But the proof is in the numbers and Ruff has to be playing his hunches here.
Enroth, remember, just beat the Senators last week in a shootout. And there's this: Miller is 13-15-2 vs. Ottawa in his career and 20-5-7 vs. Boston, where the Sabres play Saturday night. Ruff said today he's going back to his schedule, and that means neither guy is going to play both games in this back-to-back. So that makes it easier to see why Miller is going tomorrow, with Enroth playing tonight against Ottawa (the Sens are starting Craig Anderson).
Miller is 20-8-5 with a 2.29 GAA against the Habs in his career but he's just 8-9-4 against New Jersey, which comes to town Wednesday. Enroth has won his only start against both teams. Maybe it's Miller in Montreal and Enroth against the Devils but Miller certainly needs to have a good night in Boston; his goals-against average in the last five games is 4.10!
"We've put together a schedule," Ruff said after today's optional morning skate. "We have a busy one ahead of us and we're going to try to stick to it."
The Sabres went 5-1 against the Senators last year and won the first meeting this year after a brutal stretch dating to the lockout that included the loss in the 2007 Eastern Conference finals. What's changed?
"Those are always hard questions to answer," Ruff said. "It's the same question we tried to answer when we couldn't beat them. Somemtimes there's a little luck involved and you get rolling pretty good against a team. They rolled pretty good against us and then we've had our fair shake now."
What are the Los Angeles Dodgers doing on a hockey blog? Is my head still spinning from Game Six of the World Series in St. Louis? Nope. It's because there's a big connection between the bankrupt and for-sale Dodgers and the Sabres.
Guess who wants in as Dodgers owner? Yep. Tom Golisano.
You may remember he knows a thing or two about getting teams out of bankruptcy. He did that in 2003 with the Sabres, buying them for $92 million (and getting $25 million in loans eventually forgiven) -- and selling them to Terry Pegula in February for a whopping $189 million.
The Dodgers are being sold by Frank McCourt after they spun into chaos and divorce court as McCourt and his wife, Jamie, spent most of this season wrangling over control. Frank McCourt finally won that but he is selling.

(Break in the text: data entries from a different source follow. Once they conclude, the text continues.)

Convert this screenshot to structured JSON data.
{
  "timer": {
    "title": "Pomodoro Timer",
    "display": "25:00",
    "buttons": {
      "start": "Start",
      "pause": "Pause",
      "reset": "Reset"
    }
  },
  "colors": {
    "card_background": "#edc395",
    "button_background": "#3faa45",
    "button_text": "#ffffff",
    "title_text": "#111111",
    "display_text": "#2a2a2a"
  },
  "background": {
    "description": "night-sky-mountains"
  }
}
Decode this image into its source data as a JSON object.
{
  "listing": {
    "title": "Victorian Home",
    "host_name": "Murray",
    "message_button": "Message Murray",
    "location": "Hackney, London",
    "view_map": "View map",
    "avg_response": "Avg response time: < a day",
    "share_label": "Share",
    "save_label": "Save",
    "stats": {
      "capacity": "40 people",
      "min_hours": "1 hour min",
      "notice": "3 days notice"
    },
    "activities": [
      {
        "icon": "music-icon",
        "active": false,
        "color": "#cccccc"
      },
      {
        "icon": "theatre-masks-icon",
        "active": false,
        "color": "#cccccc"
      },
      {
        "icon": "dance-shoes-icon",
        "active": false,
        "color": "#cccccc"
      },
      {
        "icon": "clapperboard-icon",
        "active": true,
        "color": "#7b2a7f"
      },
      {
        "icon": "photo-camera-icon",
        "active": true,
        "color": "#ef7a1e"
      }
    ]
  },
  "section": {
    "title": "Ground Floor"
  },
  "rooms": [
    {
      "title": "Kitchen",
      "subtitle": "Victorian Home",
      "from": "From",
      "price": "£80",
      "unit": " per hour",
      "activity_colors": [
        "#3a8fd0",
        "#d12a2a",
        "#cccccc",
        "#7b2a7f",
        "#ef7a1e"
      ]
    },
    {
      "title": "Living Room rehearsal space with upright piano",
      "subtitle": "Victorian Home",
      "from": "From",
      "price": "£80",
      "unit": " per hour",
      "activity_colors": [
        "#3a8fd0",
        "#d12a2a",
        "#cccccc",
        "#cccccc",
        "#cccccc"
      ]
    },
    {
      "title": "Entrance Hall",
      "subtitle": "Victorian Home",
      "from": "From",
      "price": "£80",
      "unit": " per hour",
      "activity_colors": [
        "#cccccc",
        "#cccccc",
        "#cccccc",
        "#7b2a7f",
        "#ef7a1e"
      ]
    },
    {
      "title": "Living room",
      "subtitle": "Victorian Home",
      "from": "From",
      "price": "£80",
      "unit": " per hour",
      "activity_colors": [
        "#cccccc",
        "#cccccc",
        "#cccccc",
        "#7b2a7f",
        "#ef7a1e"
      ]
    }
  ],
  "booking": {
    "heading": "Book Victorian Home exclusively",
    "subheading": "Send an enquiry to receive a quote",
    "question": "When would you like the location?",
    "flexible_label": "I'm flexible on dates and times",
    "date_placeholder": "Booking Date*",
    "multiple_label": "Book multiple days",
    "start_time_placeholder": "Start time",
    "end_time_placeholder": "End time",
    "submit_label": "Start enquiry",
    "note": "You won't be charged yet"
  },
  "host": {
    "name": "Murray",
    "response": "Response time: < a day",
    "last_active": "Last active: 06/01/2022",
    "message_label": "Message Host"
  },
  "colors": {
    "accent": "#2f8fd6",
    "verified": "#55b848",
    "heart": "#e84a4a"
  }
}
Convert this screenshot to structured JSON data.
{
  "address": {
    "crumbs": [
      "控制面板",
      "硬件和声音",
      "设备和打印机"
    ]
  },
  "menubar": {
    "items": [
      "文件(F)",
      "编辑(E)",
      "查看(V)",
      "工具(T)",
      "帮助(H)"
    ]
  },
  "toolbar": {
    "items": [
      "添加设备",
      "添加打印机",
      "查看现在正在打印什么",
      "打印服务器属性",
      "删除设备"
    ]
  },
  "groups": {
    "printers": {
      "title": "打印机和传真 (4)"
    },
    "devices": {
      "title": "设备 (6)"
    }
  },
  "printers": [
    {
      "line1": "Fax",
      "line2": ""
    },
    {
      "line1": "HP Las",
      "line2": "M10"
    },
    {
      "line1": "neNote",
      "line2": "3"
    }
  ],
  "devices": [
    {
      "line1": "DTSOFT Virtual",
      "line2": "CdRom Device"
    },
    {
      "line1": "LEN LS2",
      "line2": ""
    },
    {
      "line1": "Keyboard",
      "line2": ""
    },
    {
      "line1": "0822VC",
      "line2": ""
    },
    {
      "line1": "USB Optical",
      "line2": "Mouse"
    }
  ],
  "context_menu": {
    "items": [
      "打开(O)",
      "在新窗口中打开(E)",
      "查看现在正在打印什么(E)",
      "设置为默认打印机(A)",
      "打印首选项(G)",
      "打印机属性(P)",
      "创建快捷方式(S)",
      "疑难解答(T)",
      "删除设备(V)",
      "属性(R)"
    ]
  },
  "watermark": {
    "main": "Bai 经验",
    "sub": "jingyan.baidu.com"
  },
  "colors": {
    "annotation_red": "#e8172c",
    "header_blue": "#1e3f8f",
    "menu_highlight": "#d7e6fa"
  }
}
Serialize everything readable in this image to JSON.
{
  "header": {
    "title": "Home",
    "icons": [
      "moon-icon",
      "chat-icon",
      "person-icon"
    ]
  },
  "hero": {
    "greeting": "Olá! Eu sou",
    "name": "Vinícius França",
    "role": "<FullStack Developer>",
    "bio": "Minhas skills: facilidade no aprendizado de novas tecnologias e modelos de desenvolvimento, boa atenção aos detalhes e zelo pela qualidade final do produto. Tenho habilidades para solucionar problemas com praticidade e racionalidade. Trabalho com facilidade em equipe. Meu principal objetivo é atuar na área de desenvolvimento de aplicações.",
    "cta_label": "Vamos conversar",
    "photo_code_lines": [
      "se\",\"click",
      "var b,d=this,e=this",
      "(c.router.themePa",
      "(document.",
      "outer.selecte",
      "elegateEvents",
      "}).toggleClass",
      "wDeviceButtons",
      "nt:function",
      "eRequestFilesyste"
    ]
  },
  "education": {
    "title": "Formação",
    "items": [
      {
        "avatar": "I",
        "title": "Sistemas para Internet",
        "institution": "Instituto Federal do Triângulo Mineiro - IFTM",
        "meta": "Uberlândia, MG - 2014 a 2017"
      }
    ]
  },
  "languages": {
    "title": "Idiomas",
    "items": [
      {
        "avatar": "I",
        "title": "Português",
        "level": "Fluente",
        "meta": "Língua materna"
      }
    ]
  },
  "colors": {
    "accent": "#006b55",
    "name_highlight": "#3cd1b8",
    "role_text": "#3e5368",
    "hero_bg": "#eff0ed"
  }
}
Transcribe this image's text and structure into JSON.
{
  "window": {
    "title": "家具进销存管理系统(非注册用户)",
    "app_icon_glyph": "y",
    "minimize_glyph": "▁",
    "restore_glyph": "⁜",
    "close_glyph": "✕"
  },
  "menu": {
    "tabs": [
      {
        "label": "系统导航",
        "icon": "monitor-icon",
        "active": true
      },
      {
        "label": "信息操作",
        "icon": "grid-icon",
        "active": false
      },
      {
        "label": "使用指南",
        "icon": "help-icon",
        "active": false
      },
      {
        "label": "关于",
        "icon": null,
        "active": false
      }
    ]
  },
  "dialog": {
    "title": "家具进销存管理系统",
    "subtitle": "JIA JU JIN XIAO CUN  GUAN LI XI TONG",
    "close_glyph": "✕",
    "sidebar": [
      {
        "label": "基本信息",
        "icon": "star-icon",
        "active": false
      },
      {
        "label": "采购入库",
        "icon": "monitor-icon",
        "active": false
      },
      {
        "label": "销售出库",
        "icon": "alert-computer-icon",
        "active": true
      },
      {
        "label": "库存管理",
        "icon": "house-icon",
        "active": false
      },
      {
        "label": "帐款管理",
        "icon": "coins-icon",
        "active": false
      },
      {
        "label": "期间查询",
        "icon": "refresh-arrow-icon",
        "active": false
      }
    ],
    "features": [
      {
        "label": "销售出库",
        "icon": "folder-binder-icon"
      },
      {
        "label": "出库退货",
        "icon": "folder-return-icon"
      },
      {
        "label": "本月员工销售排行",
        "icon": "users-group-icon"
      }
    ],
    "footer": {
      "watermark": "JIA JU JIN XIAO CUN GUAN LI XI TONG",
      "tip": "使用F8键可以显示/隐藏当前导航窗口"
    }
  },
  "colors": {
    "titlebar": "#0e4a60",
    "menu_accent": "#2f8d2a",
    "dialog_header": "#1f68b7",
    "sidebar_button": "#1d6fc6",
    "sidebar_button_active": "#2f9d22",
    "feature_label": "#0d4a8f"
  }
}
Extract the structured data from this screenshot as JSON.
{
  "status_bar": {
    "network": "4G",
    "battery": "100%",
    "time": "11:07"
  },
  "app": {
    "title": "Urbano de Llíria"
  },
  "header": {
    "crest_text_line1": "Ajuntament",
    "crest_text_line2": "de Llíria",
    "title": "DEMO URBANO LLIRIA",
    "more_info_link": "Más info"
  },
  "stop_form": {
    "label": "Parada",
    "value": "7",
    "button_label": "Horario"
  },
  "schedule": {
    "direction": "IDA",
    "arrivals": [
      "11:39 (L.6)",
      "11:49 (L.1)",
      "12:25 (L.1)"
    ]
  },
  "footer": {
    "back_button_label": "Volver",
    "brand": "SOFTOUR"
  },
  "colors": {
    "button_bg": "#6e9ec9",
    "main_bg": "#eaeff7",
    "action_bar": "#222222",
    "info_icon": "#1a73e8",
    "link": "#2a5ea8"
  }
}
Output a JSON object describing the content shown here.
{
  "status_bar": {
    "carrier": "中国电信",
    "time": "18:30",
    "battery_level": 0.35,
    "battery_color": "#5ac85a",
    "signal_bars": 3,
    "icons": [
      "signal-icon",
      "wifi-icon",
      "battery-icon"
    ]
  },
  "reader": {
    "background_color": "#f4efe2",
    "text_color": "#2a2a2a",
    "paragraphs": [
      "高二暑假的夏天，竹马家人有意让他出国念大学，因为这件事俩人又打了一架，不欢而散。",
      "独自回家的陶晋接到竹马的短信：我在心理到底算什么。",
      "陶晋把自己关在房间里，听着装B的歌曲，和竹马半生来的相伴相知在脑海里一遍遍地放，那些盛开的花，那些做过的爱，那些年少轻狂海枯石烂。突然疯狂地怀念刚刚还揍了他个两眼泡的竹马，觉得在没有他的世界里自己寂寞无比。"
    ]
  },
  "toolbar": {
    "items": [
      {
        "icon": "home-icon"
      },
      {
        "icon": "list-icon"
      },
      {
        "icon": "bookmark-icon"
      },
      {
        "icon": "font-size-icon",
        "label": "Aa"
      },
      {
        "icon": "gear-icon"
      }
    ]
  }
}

The New York Times reported yesterday that Peter O'Malley would like to buy back the team he sold 13 years ago. As for Golisano, he told the paper in the same story, "I’ve been a baseball fan all my life. I played it for 44 years. Mickey Mantle was my hero. I went to several of [the Yankees'} World Series."
Golisano also spoke briefly this evening to the Wall Street Journal about the Dodgers and pointed out a high payroll isn't necessarily required in baseball given the fact neither the Rangers or Cardinals were in the top 10 this season. The Dodgers were actually 12th this season at $104 million -- more than double what Golisano ever had to pay in most seasons he owned the Sabres.
Therein lies the rub. Golisano insists he has enough wealth, even though some speculation has the Dodgers' purchase price pushing $1 billion. But sustaining those kind of payrolls every year? His history shows that would be a longshot.
Other rumored candidates include former Dodgers GM Fred Claire, a group that includes ex-players such as Steve Garvey and Orel Hershiser, Dallas Mavericks owner Mark Cuban (who has already said the $1 billion price is too high) and perhaps Magic Johnson.
John Vogl has been covering the Sabres since 2002-03, an era that has included playoff runs, last-place finishes and three ownership changes. The award-winning writer is the Buffalo chapter chairman for the Professional Hockey Writers’ Association.
Mike Harrington, a Canisius College graduate who began his career as a News reporter in 1987, is in his sixth season covering the Buffalo Sabres. He is a member of the Professional Hockey Writers Association and can vouch that exposed flesh freezes instantly when walking in downtown Winnipeg in January.